------ Record extracts ------

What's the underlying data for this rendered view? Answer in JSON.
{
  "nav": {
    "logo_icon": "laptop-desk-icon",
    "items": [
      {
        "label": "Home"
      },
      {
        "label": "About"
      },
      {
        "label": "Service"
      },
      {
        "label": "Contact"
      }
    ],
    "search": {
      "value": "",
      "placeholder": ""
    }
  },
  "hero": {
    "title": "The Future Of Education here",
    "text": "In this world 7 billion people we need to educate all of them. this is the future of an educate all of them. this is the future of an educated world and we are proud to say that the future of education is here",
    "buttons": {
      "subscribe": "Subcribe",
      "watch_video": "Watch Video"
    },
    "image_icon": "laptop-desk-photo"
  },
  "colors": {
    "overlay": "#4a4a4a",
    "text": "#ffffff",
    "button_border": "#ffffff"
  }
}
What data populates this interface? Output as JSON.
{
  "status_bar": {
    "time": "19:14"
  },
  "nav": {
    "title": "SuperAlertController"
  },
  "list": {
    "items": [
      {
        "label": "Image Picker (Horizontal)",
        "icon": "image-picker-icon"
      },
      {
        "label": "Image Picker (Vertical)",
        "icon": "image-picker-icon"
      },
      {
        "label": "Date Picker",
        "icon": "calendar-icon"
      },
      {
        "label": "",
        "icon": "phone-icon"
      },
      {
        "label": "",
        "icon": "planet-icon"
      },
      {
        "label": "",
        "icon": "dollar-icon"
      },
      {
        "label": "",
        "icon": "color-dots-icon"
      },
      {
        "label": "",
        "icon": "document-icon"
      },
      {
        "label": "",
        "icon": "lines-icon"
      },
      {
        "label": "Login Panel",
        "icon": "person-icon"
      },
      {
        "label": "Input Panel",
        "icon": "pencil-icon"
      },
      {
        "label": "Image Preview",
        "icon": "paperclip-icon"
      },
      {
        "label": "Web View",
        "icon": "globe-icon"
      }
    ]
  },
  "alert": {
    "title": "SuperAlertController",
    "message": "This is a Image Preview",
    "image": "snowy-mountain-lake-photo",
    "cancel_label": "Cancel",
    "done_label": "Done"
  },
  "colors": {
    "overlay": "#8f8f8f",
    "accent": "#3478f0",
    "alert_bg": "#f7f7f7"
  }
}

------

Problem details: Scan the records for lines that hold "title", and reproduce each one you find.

Output of the task:
    "title": "The Future Of Education here",
    "title": "SuperAlertController"
    "title": "SuperAlertController",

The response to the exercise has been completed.